  • Red Hat Enterprise Linux 5
  • Red Hat Directory Server 8


What can be done when Red Hat Directory Server (RHDS) version 8 seem to have several high cpu spikes a day, and/or more than 1 hour, too long high and excessive cpu usage?
This may affect application performances.


Do not set nsslapd-lookthroughlimit to -1
General tips: refine tuning configuration parameters depending on application environment like , cache settings, and:
nsslapd-sizelimit under cn=config
nsslapd-lookthroughlimit under cn=config,cn=ldbm database,cn=plugins,cn=config
nsslapd-idlistscanlimit  under cn=config,cn=ldbm database,cn=plugins,cn=config
review RHDS logs, system monitoring logs, refine tuning configuration parameters depending on application environment, revert prior configuration changes.

Root Cause

One example is when nsslapd-lookthroughlimit is set to a value of -1.
Changing to a value of a few thousands fixed the reported problem, and depends on the traffic served, this setting limits the amount of data ns-slapd will look for into the db.
Adding some indexes also helped.
But there are many possible reasons on why RHDS's ns-slapd process cpu usage can be excessive in a long period of time on a system, here are some possible causes:

  • unforseen side effects of recent prior ns-slapd or system configuration changes
  • unforseen extended LDAP traffic load spike from applications for existing RHDS infrastructure sizing and ns-slapd tuning parameters
  • unforseen change and evolution of the data set, more entries possibly affecting limit settings, more or larger attribute values possibly affecting cache settings
  • many newer unindexed searches from applications
  • many attributes or many newer wild chars searches from applications
  • more TCP traffic, and possible latency snow ball effects
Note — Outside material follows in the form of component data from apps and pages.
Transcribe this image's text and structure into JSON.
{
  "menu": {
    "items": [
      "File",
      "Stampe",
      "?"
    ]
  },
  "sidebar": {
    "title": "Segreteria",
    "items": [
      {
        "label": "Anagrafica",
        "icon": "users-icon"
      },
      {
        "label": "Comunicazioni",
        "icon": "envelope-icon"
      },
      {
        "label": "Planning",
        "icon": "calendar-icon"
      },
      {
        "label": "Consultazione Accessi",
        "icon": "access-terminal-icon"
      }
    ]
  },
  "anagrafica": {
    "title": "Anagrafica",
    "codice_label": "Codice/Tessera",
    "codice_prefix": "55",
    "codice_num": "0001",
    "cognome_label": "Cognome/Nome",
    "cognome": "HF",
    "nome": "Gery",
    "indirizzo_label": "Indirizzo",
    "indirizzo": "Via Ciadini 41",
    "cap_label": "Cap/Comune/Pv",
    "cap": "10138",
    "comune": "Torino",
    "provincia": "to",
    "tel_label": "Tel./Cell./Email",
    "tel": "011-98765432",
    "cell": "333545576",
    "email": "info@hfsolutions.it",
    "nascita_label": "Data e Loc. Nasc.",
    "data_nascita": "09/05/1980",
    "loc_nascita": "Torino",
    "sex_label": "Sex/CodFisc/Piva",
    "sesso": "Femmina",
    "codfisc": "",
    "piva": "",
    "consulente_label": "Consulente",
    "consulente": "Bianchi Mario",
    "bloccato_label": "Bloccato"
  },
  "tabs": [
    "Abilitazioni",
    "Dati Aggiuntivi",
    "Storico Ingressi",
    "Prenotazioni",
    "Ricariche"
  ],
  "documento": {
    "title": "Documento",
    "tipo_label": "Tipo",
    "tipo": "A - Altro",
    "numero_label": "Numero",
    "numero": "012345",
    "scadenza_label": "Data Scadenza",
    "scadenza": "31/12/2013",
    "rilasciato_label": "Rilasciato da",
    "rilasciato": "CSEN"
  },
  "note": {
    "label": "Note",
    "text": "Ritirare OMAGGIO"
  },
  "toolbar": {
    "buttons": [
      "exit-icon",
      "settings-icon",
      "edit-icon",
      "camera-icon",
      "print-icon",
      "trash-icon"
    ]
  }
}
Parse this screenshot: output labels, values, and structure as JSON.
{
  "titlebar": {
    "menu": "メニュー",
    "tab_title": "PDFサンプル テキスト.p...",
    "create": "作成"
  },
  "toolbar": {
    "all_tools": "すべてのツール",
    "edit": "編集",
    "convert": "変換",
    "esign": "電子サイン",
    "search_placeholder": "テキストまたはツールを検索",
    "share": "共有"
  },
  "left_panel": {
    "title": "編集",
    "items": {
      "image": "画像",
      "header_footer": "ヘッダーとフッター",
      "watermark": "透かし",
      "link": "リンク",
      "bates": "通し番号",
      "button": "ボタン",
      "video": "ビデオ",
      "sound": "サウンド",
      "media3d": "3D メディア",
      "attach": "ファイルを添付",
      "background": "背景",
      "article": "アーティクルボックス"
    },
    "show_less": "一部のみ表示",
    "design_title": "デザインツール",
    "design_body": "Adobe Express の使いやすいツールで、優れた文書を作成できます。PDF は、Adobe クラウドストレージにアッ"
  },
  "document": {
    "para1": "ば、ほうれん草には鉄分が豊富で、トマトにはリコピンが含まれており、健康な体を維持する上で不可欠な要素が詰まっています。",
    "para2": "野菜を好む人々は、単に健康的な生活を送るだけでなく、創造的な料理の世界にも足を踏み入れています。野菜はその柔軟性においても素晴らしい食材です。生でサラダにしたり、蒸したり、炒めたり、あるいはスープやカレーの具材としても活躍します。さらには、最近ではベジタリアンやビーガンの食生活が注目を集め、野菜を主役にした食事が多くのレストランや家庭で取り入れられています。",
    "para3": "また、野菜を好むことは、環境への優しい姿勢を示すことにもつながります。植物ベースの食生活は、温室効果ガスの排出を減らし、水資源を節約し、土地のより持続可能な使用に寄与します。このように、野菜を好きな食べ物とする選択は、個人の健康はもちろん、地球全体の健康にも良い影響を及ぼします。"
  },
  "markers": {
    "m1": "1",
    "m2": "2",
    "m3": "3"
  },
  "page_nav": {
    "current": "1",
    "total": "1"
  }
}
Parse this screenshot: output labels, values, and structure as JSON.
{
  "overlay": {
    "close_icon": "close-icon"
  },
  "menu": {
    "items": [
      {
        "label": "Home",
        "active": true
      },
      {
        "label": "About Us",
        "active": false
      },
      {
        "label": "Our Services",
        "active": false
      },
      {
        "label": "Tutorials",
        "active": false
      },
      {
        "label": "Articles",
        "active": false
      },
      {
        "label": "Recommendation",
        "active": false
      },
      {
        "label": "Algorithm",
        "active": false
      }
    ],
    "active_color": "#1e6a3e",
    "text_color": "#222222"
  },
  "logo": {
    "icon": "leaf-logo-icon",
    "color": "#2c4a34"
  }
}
Diagnostic Steps

General tip:
Review and list possible recent changes, or changes made after the applications were working fine, like for example maximum TCP connections, file descriptors, binds per connections, "look through limit", memcache.
Try to note cpu hike time stamps iand durations to match in RHDS logs
Then collect some environment details, such as:

cat /etc/redhat-release; uname -a; rpm -q redhat-ds-base

or a sosreport
For example:

df -h > /tmp/fd-h.out
vmstat 1 40 > /tmp/vmstat.out
ps auxwwH > /tmp/process.out
io wait, mem, cpu swap - top -d 1 -b -n 40 > /tmp/top.out
page faults - sar -A 1 40 > /tmp/sar.out
iostat -x 1 40 > /tmp/iostat.out
lsof > /tmp/lsof.out
tar cvjf dirsrv.tar.bz2 /tmp/*.out

Eexample of excessive cpu use from ns-slapd:

1234 rhds  15   0 1092m 623m  21m S 98.2 12.6   240:30.40 ns-slapd
1234 rhds  15   0 1092m 623m  21m S 99.7 12.6   240:31.40 ns-slapd
1234 rhds  15   0 1092m 623m  21m S 99.5 12.6   240:32.40 ns-slapd

The utility RHDS log analysis tool /usr/bin/ from the rpm redhat-ds-base also provides with valuable information, it is recommended to run it on a separate system when many log entries are parsed.

/usr/bin/ -h
/usr/bin/ -V access > access.logconv.txt

Review the output for too long etime, connection latency, unindexed searches, search filters, most requested attributes, error codes like err=4 Size Limit Exceeded or err=10 Unwilling To Perform, file descriptor usage, peak connection, add/del/mod/srch operations.
Review tuning of nsslapd-lookthroughlimit, nsslapd-sizelimit, and test, example:

nsslapd-lookthroughlimit: 5000
nsslapd-sizelimit: 2000

Note: nsslapd-sizelimit can be overwritten with the optin -z from the openldap-clients's ldapsearch client.

nsslapd-sizelimit which specifies the maximum number of entries to return from a search operation.
If this limit is reached, the directory returns any entries it has located that match the search request, as well as an exceeded size limit error.

nsslapd-lookthroughlimit which specifies the maximum number of entries that the directory will check when examining candidate entries in response to a search request.


Tune nsslapd-idlistscanlimit used by the search algorithm, it can make a search treated as an unindexed search.
The results of an unindexed search are not cached as they could potentially be the size of the whole directory.


On line documentation for the utility:

This solution is part of Red Hat’s fast-track publication program, providing a huge library of solutions that Red Hat engineers have created while supporting our customers. To give you the knowledge you need the instant it becomes available, these articles may be presented in a raw and unedited form.